As will be described below in the section on Public Records, minutes taken or any form of written or electronically recorded record or note is generally not confidential by law and would be subject to public inspection. It is therefore recommended that no physical record of executive sessions be taken.

Public Records

The Right to Know law is intended to allow full public access to both public proceedings and public records. Simply stated, municipal officials are to allow for the open inspection and/or reproduction of public records, as defined, at the request of virtually anyone.

Public records are defined in 1 MRSA 402 as:

...any written, printed or graphic matter or any mechanical or electronic data compilation for which information can be obtained, directly or after translation into a form susceptible of visual or aural comprehension, that is in the possession or custody of an agency or public official of this State or any of its political subdivisions...

In short, almost any document is a public record, including any drafts, memos, notes, files, correspondence, photographs, videos, recordings or computer data. [E-mail regarding the transaction of public or governmental business also is a public record unless it is confidential by statute or protected by privilege.] It does not matter whether that material is in rough draft or final form, or whether that material has been prepared by a municipal official or received from another source. Likewise, the importance or insignificance of the information is irrelevant.

There are exceptions to the general rule that all records made or held by the town are public records.

Public Records: Exceptions to Right to Know. As is the case with public proceedings, the exceptions to the public nature of municipal records are few and well defined:

Method of Access to Public Records. As is the case with public proceedings, the right to see public records does not mean a person has the right to disrupt the town's business day, nor does it mean that the town is financially obligated to provide unlimited copies of volumes of material to anyone who asks. There are a number of rules, which govern the process for requests for public records.

When a person wants a copy of a tape-recording, that person must supply the blank tape. If the town does not have a tape recorder readily available, the person must supply the tape recorder as well.

A willful withholding of a public record in violation of the Right to Know law can expose the town to a liability for a civil violation, which carries a fine of up to $500.

Conclusion

The straightforward simplicity of Maine's Right to Know law belies its subtlety.
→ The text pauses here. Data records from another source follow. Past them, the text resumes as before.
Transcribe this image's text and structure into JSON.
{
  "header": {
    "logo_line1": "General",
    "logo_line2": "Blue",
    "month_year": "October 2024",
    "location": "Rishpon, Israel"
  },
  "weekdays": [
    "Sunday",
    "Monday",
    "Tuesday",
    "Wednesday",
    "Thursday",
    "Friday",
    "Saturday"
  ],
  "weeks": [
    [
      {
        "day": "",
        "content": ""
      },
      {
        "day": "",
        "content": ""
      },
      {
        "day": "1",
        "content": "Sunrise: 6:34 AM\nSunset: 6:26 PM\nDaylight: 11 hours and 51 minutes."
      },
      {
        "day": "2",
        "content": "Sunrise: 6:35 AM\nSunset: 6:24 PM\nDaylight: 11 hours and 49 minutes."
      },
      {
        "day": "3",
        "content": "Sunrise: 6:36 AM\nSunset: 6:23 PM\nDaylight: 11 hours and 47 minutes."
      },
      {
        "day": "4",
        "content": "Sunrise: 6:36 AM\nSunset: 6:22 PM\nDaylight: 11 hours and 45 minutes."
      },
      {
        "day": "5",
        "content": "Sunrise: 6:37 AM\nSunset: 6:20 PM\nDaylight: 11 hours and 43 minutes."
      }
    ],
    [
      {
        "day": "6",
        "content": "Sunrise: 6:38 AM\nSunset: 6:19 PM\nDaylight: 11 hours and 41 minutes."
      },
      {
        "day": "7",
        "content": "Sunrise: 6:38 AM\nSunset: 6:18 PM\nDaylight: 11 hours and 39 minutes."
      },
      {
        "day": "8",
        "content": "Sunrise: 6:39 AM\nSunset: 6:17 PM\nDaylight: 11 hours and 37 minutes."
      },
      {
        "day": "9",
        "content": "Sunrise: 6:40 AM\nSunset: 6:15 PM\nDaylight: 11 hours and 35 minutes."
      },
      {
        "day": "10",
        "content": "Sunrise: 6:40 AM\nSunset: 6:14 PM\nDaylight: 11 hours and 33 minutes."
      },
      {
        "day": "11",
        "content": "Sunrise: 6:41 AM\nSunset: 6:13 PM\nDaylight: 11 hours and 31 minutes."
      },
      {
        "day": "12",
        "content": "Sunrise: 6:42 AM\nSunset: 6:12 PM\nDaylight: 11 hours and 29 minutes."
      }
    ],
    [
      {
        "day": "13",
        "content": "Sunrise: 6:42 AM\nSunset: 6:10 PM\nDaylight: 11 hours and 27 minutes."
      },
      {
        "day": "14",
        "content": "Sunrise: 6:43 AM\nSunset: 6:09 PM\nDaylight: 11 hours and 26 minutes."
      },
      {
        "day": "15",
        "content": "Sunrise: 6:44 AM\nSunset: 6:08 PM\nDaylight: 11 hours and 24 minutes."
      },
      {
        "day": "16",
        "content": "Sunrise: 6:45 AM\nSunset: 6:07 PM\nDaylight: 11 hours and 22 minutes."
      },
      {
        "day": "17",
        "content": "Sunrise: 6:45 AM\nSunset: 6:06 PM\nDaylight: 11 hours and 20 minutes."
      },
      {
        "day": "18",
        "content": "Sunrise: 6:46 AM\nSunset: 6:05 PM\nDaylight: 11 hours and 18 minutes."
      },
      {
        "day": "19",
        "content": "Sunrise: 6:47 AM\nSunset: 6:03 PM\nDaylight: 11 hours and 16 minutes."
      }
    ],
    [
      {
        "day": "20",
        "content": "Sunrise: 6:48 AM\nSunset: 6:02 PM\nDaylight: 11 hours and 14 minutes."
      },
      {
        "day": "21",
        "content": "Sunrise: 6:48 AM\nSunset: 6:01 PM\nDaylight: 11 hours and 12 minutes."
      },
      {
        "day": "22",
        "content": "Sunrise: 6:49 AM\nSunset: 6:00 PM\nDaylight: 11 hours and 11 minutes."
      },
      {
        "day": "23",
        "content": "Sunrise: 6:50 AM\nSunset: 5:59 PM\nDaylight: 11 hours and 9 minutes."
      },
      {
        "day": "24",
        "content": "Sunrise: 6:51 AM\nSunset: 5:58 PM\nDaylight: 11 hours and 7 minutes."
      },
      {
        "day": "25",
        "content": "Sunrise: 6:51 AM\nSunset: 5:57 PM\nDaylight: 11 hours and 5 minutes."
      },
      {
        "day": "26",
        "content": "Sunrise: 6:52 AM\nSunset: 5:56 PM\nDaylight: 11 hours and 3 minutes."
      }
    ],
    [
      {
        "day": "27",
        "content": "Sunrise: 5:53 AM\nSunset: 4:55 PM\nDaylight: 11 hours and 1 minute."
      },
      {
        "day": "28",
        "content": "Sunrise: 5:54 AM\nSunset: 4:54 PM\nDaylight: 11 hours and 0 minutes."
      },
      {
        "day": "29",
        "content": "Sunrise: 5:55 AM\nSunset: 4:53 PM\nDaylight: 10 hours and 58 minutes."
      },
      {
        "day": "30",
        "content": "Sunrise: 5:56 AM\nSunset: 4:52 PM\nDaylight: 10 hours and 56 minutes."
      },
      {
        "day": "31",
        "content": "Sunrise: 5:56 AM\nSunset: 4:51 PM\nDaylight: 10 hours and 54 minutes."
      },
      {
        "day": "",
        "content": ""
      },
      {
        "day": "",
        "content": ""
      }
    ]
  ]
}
Generally, the Right to Know law allows the general public full access to both the meetings held by municipal boards and committees and the records held by municipal officials. Not all municipal meetings, however, are public meetings. Not all matters for discussion at a public meeting should be discussed in the open, especially where the town would be put at a substantial disadvantage or individuals' reputations could be damaged.

Finally, there are a good many documents in the town's files which are confidential and should not be released to the general public. Maine's Right to Know law strikes a three-way balance between the general public's undisputed right to observe and review the conduct of public business, personal rights of privacy, and the municipal right to negotiate transactions of a contractual or legal nature in something of a competitive manner.